Driving to a Galveston Bay restaurant for dinner one evening, Janie and I decided to take a chance (not!). By the emaciated look of the few hacking patrons, meth and day-old fish was on the menu. Then we saw the cook! Resembling a Wookie in a nasty apron, he did not appear to have recently washed (anything).
Run-down outside and impossibly worse inside, the place lacked even charm. Descriptions like dirty, dreary, dingy, smoky, sticky, and stinky add up to a preponderance of evidence. They are not YELP! compliments.
So we decided to stay away.
Can you blame us?
The John 2 Battleground
Ignoring the common sense of preponderance-of-evidence thinking, John 2 has become a port in the storm for brethren who are in favor of green-light drinking. Their sophisticated "Moderation in All Things" sounds suspiciously like "Roll Out the Barrel." They suspiciously see Jesus serving hard drinks to a party-hard crew at the wedding feast at Cana of Galilee.

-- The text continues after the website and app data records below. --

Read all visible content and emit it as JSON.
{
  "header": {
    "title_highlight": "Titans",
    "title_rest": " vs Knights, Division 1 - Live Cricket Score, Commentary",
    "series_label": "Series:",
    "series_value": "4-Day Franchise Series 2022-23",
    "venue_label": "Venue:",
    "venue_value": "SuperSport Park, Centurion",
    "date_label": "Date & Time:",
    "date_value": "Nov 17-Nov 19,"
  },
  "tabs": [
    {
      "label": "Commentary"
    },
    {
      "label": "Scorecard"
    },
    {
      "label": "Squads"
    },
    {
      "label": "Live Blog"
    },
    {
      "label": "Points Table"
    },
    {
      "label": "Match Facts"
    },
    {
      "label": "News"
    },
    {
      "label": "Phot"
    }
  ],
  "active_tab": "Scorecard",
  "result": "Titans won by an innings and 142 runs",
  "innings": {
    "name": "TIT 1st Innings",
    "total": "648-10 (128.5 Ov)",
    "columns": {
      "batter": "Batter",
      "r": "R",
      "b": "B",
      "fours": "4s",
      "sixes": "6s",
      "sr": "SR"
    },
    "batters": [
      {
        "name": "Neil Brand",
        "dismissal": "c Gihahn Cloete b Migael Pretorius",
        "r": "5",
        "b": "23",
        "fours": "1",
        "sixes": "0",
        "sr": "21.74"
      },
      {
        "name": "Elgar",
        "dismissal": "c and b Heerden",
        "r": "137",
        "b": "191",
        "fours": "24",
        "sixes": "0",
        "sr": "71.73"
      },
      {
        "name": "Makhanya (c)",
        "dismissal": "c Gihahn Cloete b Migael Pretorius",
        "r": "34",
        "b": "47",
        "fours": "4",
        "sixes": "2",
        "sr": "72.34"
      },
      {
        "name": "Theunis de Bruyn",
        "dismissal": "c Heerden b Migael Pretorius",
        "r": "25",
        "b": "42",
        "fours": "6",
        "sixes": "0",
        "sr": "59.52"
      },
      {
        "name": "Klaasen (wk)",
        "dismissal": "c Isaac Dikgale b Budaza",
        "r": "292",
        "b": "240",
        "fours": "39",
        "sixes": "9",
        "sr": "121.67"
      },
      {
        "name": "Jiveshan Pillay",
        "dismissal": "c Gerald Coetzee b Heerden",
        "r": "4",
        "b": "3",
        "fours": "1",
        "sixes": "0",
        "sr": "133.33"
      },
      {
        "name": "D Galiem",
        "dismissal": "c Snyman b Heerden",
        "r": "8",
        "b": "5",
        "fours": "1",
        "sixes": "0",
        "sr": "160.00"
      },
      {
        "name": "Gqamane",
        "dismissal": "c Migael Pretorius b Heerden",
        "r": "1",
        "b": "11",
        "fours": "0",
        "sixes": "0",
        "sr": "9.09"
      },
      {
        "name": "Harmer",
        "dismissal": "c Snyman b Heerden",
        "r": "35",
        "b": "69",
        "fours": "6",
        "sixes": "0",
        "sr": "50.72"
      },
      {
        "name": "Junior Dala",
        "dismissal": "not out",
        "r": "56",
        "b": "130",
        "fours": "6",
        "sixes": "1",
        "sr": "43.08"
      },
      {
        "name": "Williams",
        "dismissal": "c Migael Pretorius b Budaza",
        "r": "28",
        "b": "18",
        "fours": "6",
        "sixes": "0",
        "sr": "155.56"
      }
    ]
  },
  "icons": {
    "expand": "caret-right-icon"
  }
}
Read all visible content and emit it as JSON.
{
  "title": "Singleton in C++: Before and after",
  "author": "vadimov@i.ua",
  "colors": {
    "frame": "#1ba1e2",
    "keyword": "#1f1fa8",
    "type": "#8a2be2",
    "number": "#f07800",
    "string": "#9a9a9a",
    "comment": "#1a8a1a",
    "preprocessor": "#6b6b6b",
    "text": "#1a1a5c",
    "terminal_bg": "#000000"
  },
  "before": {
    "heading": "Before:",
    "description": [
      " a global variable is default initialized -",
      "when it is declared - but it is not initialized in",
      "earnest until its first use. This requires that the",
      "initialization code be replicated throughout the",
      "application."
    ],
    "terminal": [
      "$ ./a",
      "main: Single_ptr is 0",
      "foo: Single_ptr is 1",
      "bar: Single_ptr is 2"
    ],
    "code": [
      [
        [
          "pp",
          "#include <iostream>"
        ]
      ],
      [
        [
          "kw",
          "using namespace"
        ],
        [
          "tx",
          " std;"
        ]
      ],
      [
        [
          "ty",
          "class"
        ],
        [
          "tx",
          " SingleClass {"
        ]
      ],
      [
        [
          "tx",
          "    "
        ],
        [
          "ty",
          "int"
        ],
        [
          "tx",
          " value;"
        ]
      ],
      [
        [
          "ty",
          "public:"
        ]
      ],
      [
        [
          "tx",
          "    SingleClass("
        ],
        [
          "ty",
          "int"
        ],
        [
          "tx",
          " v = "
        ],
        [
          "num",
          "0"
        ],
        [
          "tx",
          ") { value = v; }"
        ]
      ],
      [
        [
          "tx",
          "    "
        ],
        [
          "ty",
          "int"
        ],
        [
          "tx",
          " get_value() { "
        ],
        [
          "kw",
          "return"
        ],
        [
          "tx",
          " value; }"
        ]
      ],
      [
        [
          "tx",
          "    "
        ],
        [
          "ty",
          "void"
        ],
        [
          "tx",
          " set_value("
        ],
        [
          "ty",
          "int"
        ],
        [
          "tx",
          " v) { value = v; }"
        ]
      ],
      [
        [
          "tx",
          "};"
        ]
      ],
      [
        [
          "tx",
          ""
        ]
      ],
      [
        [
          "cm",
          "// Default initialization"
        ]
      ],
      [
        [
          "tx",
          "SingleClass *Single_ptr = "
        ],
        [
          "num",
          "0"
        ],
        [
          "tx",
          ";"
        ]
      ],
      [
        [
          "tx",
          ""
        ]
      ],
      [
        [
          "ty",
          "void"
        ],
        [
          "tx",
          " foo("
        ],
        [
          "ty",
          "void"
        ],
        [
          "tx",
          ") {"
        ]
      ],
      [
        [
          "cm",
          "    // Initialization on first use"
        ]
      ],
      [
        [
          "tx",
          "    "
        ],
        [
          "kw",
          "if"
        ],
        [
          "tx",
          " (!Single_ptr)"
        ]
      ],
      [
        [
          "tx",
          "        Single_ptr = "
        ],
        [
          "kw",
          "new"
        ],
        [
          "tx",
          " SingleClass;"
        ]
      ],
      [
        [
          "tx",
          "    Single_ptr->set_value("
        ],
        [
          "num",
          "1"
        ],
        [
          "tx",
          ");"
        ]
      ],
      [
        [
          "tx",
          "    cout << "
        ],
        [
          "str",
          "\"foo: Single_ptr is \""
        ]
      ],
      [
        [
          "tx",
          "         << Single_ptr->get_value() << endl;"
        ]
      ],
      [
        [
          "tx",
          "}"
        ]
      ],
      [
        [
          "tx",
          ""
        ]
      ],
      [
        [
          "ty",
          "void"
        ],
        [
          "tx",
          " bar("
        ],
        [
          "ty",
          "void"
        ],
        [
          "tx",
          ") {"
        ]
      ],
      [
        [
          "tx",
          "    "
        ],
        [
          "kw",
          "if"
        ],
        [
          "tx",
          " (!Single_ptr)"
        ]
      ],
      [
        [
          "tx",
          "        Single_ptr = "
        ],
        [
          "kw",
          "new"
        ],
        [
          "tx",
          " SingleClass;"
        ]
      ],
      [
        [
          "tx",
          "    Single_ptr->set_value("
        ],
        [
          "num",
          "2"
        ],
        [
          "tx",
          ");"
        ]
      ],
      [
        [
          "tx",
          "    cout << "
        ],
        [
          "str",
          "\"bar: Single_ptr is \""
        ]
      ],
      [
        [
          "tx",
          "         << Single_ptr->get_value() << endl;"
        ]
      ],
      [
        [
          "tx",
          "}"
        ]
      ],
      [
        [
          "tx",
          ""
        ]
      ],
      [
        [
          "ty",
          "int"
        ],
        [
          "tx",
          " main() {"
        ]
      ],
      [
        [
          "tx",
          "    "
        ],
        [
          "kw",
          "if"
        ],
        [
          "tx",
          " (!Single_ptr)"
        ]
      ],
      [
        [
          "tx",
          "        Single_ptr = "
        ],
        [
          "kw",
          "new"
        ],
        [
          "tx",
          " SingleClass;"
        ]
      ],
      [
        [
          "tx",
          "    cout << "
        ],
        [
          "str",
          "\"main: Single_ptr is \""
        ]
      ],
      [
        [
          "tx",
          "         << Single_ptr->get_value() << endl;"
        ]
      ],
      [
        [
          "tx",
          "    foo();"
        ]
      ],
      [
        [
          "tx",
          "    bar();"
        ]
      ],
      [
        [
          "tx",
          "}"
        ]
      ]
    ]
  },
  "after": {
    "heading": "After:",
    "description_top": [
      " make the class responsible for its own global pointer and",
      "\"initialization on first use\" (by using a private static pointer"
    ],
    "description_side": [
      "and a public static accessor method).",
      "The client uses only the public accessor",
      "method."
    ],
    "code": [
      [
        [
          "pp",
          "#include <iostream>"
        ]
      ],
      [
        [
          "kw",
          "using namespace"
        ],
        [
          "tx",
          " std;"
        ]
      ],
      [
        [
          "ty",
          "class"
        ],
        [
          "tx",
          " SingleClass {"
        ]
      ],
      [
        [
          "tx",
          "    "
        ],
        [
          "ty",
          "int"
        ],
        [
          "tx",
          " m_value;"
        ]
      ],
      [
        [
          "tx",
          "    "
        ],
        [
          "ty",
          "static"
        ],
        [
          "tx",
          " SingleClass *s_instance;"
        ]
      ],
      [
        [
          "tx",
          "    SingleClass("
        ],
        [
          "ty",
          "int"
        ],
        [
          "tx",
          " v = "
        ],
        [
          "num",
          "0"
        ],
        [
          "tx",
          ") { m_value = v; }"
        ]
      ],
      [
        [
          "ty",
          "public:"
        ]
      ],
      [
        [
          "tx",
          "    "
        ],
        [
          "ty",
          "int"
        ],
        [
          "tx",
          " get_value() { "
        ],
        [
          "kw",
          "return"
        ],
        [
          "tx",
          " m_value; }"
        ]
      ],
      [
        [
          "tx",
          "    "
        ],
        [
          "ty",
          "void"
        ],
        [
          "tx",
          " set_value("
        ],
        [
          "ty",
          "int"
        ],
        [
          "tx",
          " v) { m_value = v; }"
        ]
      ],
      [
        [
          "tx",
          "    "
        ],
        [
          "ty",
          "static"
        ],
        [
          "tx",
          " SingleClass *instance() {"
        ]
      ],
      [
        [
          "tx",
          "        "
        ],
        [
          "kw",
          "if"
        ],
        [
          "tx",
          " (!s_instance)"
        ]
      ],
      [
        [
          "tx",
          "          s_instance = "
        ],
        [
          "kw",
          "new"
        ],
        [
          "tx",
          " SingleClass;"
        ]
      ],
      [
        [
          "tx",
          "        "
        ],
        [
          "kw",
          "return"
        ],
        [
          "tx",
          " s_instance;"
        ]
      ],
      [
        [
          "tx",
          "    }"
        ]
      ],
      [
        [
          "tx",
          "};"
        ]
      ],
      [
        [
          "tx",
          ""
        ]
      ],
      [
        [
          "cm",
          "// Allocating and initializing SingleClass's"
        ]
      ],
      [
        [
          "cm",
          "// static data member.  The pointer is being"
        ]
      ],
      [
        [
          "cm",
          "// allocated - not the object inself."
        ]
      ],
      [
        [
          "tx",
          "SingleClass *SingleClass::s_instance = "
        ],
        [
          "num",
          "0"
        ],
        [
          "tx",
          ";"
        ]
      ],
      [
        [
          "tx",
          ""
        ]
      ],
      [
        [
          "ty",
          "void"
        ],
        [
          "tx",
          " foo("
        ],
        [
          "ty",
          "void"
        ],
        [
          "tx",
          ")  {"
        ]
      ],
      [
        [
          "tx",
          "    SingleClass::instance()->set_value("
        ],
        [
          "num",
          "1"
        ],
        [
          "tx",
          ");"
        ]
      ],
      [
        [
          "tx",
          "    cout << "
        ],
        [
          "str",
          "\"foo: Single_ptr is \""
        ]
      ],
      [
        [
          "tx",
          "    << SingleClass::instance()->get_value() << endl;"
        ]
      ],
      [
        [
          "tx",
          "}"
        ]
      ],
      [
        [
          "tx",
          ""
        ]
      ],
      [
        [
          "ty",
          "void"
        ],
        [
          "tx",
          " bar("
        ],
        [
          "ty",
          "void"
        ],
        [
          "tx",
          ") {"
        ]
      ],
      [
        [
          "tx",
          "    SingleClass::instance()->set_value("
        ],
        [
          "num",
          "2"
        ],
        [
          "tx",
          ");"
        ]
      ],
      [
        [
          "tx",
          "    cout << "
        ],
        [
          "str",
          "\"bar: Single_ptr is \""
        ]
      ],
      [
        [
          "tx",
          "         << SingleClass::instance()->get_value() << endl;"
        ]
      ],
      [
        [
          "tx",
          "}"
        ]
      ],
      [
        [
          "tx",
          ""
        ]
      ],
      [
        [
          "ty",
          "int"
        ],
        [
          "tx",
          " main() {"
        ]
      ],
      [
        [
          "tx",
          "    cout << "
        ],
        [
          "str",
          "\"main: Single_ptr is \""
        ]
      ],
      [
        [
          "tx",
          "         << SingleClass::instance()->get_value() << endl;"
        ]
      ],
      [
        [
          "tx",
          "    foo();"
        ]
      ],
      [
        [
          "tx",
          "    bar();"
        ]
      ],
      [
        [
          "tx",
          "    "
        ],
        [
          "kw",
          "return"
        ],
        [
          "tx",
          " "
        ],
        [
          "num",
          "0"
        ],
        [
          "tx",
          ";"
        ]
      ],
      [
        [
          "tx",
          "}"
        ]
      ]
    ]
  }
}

"But what about all those other passages?" asked a recent convert when told that some members of the Churches of Christ find reason to drink (and drink, and drink) in John 2:1-11. Sweetly innocent but perhaps spot on, she was simply restating as a question the "Preponderance of Evidence" argument in favor of very temperate caution in the use of alcohol. She thinks that Christian behavior should reflect the Bible-wide bias against drinking.
(Some of) The Preponderance of Evidence Against Alcohol
- Noah made a fool out of himself in the Bible's first reference to drinking (Gen. 9:21) as did sinful Lot (Gen. 9:30-36).
- In the Old Testament's legal books, God commanded priests not to drink so that they could tell the difference between the holy and the unholy (Lev. 10:9-11), and intoxicating wine was used as a figure of speech for "poison" influence (Deut. 32:33).
- As recorder in the Old Testament's historical books, Nabal died drunk (I Sam. 25:32-38), as did Amnon (II Sam. 13:28-29), Elah (I Kgs. 16:8-10) and Ben-Hadad and 32 other kings (I Ksg. 20:12-31).
- All of these warnings by example are nothing compared to the starker warnings of the Old Testament poets. "Wine is a mocker; 'beer' (NIV) is raging, and whoever is fooled by them is not wise" (Prov. 20:1). Alcohol causes poverty (Prov. 23:21) and also causes woe, sorrow, and etc. (Prov. 23:29-30). Intoxicating drinks bite like a serpent, sting like an adder, and then their effects get worse (Prov. 23:31-35). It is not for leaders to drink wine, and not for leaders to crave beer (Prov. 31:4).
- "Harlotry, wine and new wine take away the understanding" (Hos. 4:11). Among other interesting pieces of preponderant prophetic evidence is Micah 2:11 in which God mocked Israel saying, "If a liar and deceiver comes and says, 'I will prophesy for you plenty of wine and beer,' that would be just the prophet for this people." Restated in contemporary language Micah 2:11 becomes, "If a preacher today encouraged plenty of drinking, many church goers would say - 'That's the preacher for us.'"
- Jesus warned against drunkenness (Lk. 12:45) and described drinking servants as unprepared for His return (Mt. 24:48-51).
- The rest of the New Testament teaches Christians to "behave decently...not in carousing and drunkenness (Rom. 13:13) and not to associate with a brother whose life is characterized by drinking (I Cor. 5:11) because heavy drinkers will not inherit the Kingdom (I Cor. 6:9-11). Drunkenness is sinful behavior (Gal. 5:21) that is contrary to spiritual behavior (Eph. 5:18). The past life of drunkenness and carousing has no place in the new life (I Pet. 4:3-4).
But pro-drinking brethren ask, "What about Psalm 104:15, "Wine gladdens hearts?" (see also Judges 9:13). It is to be acknowledged that this passage and the passages that focus primarily on drunkenness prevent the occasional glass of this or that from being classified as sin. But do these isolated references add up to a preponderance of evidence? Do these limited references condone more than yellow-light moderation?
On the preponderance of biblical evidence and on the equally preponderant social evidence, many brethren have decided to stay away from drinking.
Can you blame them?